*Task instructions*.
Whenever a line below holds the word "Color", copy that line.

[Data extracted from a collection]
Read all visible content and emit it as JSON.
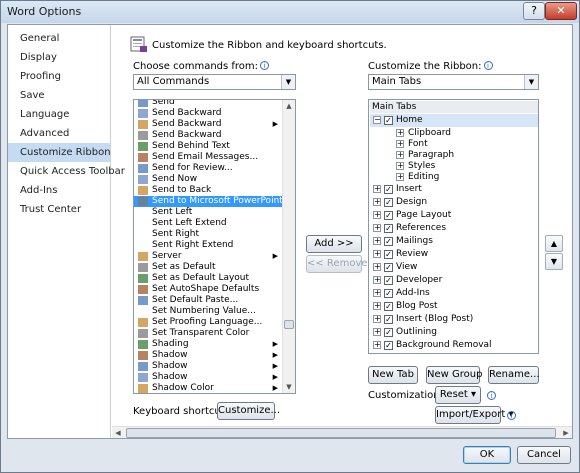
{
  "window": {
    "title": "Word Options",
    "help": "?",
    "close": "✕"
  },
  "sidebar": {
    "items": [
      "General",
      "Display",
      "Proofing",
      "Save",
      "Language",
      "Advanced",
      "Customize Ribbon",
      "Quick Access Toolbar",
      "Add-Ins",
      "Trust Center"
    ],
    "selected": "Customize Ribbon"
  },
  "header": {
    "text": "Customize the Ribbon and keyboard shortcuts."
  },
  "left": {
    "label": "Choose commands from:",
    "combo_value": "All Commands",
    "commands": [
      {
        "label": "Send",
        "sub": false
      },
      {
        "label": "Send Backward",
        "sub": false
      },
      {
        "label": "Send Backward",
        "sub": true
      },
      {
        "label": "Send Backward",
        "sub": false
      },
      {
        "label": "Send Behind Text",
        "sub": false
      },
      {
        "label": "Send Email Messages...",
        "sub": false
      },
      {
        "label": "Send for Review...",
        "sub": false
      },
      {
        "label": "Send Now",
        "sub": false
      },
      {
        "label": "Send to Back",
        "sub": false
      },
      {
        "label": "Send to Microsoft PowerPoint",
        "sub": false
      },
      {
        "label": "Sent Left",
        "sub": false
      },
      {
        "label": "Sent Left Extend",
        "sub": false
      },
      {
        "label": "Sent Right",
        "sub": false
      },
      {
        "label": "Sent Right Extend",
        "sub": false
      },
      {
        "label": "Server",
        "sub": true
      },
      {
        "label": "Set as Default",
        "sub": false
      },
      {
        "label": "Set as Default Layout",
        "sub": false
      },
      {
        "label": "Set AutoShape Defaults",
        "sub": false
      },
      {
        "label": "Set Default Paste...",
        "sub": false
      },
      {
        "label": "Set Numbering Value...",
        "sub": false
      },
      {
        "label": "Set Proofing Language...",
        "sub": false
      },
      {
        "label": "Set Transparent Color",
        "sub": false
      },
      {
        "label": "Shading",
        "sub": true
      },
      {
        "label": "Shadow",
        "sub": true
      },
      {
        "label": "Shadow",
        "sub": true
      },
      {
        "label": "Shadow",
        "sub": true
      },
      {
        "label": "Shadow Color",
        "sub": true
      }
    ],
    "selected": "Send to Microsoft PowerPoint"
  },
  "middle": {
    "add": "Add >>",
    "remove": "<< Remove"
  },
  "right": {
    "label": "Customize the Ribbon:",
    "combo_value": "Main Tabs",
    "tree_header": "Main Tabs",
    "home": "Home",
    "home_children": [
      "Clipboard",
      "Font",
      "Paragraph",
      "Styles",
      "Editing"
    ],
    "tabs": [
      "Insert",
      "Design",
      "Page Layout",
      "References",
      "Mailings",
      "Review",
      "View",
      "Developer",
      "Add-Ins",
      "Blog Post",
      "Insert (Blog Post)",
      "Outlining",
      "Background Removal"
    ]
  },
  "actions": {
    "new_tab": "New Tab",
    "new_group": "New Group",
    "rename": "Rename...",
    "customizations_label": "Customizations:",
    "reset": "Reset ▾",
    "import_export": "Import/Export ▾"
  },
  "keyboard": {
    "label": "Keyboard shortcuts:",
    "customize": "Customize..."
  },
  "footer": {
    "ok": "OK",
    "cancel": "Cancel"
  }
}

*Exercise answer*.
        "label": "Set Transparent Color",
        "label": "Shadow Color",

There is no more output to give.